Learning to compose a good image takes practice, but there is a basic photographic principle that can instantly elevate your work: the rule of thirds. This is a compositional guideline that breaks an image down into thirds both horizontally and vertically. There is a setting in most smartphone camera apps that will allow you to turn on a grid that appears over your phone. This can be very useful for lining up shots. Positioning key elements along the gridlines will help you to create a balanced, visually appealing composition. The lines will also help ensure your photo is straight.  Each intersection where the lines meet are points of interest. Align your main subject along with other elements of the frame along these points to create a balanced and visually interesting image.

Rule of Thirds


(Credit: Tyler Bowditch)



Think about how you can use props to create a mood or tell a story to show off what your brand is all about. Your objectives for the visuals you create are to communicate key points about your product, show off its best qualities and reinforce your brand identity. For instance, an image of a coffee cup on a table with soft light could indicate a breakfast scene. An image of sunglasses on a towel could make a customer think of the beach. Think about this when selecting props and creating scenes to shoot your products in.

Emotional Connection

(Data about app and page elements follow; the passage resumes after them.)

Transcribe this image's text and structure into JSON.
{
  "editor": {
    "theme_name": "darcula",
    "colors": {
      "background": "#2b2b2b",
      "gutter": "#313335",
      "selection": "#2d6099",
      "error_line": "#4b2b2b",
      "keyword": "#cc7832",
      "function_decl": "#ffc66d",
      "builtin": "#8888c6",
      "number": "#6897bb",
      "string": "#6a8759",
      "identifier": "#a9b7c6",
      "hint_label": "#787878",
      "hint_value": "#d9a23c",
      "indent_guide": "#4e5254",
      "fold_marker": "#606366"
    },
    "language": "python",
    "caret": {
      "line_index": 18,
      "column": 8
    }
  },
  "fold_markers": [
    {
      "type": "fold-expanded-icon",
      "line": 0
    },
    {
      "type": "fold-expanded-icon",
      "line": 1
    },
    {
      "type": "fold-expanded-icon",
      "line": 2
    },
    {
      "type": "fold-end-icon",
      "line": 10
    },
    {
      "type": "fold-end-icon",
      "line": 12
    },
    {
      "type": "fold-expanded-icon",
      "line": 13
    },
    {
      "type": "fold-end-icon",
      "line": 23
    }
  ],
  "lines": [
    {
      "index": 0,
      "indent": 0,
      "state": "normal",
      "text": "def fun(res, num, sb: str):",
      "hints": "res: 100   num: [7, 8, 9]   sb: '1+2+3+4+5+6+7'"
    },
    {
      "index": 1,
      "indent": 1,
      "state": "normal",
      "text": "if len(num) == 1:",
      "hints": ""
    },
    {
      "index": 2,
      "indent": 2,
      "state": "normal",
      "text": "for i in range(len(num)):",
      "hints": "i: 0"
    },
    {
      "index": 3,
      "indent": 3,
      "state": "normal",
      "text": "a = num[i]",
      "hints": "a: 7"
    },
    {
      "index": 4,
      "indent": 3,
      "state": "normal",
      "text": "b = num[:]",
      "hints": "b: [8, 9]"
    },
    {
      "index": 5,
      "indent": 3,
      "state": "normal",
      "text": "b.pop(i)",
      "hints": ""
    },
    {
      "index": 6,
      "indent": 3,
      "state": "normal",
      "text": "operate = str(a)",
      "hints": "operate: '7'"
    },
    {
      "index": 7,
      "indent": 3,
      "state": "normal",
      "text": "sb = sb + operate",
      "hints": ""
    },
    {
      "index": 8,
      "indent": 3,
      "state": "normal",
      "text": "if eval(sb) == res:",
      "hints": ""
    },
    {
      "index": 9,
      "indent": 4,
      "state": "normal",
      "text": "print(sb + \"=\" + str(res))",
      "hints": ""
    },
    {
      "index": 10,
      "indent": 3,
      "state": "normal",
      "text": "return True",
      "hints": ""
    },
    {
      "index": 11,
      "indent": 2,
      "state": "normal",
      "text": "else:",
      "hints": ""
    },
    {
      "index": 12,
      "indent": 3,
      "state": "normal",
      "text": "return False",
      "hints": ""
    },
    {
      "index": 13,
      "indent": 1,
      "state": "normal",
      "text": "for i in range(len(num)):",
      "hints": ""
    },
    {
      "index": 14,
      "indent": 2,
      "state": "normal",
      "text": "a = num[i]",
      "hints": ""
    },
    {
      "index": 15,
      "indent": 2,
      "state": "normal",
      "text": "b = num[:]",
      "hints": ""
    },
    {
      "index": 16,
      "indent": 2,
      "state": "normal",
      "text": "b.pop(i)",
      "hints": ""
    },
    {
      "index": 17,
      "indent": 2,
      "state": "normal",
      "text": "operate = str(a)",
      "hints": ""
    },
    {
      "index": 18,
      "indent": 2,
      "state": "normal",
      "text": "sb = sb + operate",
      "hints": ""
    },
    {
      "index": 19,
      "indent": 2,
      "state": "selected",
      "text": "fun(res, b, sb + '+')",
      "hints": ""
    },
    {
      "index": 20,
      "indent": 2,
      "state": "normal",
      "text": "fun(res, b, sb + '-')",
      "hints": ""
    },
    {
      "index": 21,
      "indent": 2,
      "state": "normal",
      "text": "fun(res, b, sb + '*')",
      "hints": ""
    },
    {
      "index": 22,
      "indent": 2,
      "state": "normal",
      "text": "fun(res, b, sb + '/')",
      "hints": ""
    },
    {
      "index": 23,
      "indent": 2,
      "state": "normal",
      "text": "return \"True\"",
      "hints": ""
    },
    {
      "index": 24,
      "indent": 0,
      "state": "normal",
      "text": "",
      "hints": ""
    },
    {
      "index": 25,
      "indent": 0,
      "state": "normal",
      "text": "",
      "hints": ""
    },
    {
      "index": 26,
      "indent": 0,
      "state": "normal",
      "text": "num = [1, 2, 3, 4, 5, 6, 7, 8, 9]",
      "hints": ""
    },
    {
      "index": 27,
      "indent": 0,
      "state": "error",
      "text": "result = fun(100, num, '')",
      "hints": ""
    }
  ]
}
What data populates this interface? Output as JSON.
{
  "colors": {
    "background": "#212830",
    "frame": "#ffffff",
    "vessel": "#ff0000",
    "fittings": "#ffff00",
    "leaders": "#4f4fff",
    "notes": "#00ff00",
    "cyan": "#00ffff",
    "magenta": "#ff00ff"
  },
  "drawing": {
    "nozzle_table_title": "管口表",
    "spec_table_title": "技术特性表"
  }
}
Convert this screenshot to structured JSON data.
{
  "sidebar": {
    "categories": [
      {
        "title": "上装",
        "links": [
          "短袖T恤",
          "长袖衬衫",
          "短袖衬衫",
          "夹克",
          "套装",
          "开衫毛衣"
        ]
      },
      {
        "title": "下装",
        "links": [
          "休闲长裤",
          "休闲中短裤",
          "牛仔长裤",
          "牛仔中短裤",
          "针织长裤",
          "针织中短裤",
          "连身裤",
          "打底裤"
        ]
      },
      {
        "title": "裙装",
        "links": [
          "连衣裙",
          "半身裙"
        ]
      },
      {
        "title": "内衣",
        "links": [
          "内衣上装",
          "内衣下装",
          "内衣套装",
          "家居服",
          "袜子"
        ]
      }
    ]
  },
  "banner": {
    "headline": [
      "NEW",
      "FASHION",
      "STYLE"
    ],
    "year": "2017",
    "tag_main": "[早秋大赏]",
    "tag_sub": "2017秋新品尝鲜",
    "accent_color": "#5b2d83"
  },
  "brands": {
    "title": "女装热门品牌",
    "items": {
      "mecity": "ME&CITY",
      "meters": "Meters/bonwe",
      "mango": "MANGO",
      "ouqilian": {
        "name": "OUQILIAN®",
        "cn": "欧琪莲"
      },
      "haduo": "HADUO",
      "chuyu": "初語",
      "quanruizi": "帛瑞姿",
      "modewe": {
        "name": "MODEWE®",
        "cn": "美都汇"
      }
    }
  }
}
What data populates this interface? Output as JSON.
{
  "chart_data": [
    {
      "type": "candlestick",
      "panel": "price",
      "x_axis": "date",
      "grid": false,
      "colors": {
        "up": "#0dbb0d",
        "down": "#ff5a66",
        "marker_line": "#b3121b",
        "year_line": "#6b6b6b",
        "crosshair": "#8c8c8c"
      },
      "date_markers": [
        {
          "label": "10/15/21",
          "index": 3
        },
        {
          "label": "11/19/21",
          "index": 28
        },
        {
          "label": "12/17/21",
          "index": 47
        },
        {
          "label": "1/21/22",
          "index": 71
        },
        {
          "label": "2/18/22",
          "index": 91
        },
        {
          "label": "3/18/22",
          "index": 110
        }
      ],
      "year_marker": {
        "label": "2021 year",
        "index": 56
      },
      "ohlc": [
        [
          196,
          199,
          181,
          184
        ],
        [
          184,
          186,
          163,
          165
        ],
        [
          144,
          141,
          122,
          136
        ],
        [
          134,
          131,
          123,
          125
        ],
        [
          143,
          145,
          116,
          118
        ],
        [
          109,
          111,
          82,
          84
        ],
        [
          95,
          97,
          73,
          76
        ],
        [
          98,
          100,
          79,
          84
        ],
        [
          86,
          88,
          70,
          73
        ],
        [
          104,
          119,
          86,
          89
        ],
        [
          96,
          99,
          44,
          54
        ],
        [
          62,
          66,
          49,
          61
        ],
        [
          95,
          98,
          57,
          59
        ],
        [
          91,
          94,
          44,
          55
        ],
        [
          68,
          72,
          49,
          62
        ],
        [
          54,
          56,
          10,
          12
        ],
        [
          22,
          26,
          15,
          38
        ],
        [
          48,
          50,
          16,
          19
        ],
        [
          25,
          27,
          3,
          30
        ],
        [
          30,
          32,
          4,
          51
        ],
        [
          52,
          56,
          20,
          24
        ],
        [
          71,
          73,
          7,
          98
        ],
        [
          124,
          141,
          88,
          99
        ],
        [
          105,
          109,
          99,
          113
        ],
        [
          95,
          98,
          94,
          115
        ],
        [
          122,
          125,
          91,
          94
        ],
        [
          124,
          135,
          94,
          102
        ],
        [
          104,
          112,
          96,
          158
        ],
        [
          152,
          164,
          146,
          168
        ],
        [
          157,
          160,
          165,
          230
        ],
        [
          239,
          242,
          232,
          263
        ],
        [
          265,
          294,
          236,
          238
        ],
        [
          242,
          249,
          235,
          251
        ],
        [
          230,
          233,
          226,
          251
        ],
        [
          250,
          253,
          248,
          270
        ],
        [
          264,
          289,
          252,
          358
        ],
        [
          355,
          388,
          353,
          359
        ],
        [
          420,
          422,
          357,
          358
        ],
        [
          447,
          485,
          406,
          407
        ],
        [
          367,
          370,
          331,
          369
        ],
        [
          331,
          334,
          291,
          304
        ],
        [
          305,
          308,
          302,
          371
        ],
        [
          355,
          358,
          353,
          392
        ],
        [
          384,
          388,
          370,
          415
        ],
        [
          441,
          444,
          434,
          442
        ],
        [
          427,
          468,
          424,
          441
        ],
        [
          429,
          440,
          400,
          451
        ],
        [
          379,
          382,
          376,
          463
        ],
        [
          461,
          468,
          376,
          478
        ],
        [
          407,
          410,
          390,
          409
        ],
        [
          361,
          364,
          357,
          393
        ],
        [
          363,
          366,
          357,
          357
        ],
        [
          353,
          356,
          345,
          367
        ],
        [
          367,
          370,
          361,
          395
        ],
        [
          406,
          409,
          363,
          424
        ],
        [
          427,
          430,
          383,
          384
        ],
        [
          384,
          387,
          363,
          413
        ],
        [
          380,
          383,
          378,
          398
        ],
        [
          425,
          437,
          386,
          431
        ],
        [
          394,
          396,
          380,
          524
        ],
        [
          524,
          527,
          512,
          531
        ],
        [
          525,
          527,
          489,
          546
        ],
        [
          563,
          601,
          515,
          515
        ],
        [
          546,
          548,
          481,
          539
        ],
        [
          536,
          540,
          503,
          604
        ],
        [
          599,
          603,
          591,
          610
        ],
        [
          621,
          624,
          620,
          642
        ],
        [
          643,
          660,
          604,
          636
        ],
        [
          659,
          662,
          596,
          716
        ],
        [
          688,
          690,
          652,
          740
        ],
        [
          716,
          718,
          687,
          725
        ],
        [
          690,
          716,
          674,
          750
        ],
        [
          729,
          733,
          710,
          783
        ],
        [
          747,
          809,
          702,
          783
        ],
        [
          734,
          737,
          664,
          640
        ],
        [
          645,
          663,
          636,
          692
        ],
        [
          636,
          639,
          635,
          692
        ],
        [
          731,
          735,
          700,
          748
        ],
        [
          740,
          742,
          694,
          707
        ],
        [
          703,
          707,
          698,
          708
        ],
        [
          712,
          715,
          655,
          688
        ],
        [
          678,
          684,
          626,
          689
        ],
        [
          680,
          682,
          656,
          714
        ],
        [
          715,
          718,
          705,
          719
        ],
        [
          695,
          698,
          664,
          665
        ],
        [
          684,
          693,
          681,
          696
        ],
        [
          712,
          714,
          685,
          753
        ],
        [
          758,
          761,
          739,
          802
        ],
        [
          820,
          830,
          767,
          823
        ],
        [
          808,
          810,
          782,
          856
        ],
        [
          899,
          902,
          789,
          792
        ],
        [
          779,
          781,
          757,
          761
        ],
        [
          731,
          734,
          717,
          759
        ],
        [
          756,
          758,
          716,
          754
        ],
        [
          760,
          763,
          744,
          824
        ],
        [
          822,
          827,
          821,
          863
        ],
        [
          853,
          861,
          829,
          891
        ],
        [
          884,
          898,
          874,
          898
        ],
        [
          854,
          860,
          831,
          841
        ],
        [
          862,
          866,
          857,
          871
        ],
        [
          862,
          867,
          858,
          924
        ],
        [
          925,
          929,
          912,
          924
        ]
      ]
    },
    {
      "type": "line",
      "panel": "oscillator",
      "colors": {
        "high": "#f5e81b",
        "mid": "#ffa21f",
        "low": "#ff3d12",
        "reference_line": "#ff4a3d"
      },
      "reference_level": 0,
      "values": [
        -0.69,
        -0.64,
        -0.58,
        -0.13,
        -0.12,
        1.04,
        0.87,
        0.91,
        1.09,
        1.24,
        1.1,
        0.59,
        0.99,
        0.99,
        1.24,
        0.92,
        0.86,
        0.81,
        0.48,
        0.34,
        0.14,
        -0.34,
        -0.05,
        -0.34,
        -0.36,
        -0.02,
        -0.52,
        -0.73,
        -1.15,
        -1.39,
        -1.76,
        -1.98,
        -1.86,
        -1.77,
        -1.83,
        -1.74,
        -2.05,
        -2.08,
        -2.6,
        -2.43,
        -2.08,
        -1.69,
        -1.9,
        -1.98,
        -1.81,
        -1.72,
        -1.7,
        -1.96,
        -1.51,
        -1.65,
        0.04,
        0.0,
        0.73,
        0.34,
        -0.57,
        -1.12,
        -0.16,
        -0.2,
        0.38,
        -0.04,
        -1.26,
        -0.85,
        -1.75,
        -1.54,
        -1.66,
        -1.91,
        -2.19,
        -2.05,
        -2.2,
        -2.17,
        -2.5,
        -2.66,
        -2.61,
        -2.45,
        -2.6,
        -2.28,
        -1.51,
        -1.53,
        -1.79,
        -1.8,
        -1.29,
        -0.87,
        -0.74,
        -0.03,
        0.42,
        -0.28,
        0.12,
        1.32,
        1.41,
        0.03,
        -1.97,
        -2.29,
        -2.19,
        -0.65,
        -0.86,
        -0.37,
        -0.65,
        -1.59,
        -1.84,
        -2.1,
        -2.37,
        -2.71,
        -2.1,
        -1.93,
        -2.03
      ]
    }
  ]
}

Images are an opportunity to help your clients visualize themselves using your products. This image can also help to tell the story of your brand. I like to use images to show my Instagram followers exactly what type of home environment they can create with my home decor collection: a cozy warm haven. I’ll show cozy throw blankets and pillows on a soft stylish sofa, candles glowing on a table, or a warm cup of coffee on a tray in my Instagram stories. This type of image is a perfect portrayal of my brand’s cozy vibe, so go ahead and ask yourself what emotional connection you are trying to evoke in your customers. A trendy clothing company may use bright colours and modern geometric props to communicate a youthful, high-energy feeling. A high-end luxury clothing company may use softer tones and expensive antique furniture to convey that this product is for a wealthier clientele.

Atmosphere Tools Crystal Full

(Credit: Jake Killorn)

Good lighting is number one. Lighting can completely change the mood of a photo, so it’s important to know what style and look your customers will respond to and aim to create images that will appeal to your target market. Is it a moody, dim image with just a bit of sunlight peeking through a curtain? Maybe your customers prefer a brighter sun-filled image. A good way to discover a lighting style you like is to go back to the inspiration images you saved on Pinterest and examine which ones have the look you’re going for.

Note that depending on the look you want, different times of day will give you different types of light. Shooting on days when the sky is grey will give you a softer, more flattering light than shooting on a sunny day at noon. Try it out and see what time of day gives you the look you want. Lighting can get pretty technical, so if you’re shooting your own images, let the internet be your friend. There are some great resources online to learn about artificial lighting techniques and how to create different types of lighting conditions.


Most importantly, have fun. Exploring your unique brand identity and taking pictures of your products should and can be a lot of fun. Test out what works for you and what doesn’t, and ultimately it will help to elevate how your brand is presented to the world.



About the Author 

Krystin Leigh Smith is the owner of Toronto-based home decor shop Hacienda and also works as a professional prop stylist and set designer. She has worked with a diverse mix of clients including Chatelaine Magazine, Holt Renfrew, Samsung, Starbucks, Loblaws, and many more.

Learn more about Krystin at or on Instagram at @shophacienda